I want to play a role in developing drugs that become part of clinical care and help patients. That’s extremely difficult to do. Only 1 percent of those efforts succeed, and the journey takes on average 12 years and $2.7 billion.
My lab is in the process of submitting an application for injecting biological nanoparticles obtained by isolating them from subcutaneous fat into the scalp to treat hair loss. Why hair loss? Once we’ve shown that nanoparticles work for hair loss, we’re more likely to get approval to use them for our true purpose — intravenous injections for cancer treatment.
Yes. Most leaders in research are older white men. I am often told I don’t look like a scientist. It’s important to me to change perceptions about what a scientist is. Sometimes scientists are too isolated from the lay audience. I want to show people who we are. A young woman can be a scientist and a role model for girls.
I’m most proud of inspiring the next generation of scientists and mentoring students who have gone on to do amazing things.
It’s a lot more responsibility. I don’t just have to worry about myself and my program but, rather, a team’s progress.
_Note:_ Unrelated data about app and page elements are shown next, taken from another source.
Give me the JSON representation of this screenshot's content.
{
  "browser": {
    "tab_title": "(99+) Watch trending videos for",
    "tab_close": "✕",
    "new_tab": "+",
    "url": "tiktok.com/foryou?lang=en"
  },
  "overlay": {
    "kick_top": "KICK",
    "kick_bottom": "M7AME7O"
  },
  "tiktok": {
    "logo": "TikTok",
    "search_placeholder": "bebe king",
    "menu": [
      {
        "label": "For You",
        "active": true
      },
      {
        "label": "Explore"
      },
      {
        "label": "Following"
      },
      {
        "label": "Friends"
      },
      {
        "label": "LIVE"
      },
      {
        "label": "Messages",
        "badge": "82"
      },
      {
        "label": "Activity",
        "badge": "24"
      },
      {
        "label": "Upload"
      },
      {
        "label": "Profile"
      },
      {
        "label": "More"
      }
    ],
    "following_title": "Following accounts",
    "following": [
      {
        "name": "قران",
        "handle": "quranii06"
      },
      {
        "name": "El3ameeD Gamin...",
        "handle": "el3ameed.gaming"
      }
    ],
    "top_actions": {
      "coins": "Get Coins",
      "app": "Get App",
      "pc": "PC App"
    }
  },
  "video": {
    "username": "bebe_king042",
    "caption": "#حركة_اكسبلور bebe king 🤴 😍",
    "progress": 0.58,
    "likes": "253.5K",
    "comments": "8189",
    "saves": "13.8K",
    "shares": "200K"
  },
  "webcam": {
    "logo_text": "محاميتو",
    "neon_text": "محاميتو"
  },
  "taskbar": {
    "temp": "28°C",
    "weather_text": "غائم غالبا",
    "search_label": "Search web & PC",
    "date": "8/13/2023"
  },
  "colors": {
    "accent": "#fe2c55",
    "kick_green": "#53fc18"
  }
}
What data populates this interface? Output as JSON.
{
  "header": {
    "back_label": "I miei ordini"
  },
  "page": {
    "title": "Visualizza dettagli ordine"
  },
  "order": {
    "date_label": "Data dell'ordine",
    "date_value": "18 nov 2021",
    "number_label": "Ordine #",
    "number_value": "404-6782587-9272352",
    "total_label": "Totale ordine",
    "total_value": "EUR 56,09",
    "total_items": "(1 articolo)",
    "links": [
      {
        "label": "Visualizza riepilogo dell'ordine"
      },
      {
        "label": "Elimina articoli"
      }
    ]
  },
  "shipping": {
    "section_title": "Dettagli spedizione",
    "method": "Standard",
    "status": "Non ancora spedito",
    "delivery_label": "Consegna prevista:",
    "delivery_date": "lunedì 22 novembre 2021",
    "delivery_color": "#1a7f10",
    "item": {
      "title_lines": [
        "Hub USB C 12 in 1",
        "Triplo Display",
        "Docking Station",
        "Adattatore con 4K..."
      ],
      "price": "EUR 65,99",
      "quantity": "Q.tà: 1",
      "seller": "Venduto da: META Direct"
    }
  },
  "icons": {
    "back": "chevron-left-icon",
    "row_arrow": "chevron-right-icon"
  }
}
I have to write grants and bring in funds to sustain the lab.
Networking is very important for students. Start going to conferences and introducing yourself to people in your field. It’s never too early to have a business card. Explore program for students interested in science to learn more and see if it’s something you’re interested in. As you progress, it’s important to get international experience. Go to other institutions and see how things are done there. That exposure will broaden your horizons.
Don’t remain at one institution your entire career. Nature reported on a study of scientists who had moved to different countries. The ones who were exposed to different places did better at achieving their goals. You get better solutions and better exposure to other ideas.
I don’t feel like I work because my job doesn’t feel like work. It’s a lifestyle. If I’m not at work, my mind is still thinking about science.
I listen to audiobooks in different fields such as philosophy, management and the universe when I’m driving or at the grocery store. This helps me come up with new ideas in my own field.
Ninety-nine percent of what researchers do fails. That’s the nature of research. People who succeed in science are persistent. I’ve developed a quality of resistance. I think about what I do and how important it is for our patients.
A friend of mine died recently at age 31 from breast cancer after an eight-year struggle. When someone close to you goes through that, you realize how urgent it is to work hard to make progress so others don’t have to go through that experience. The frustration of not being able to help a patient keeps me going and gives me strength.
See past New Chapter stories here.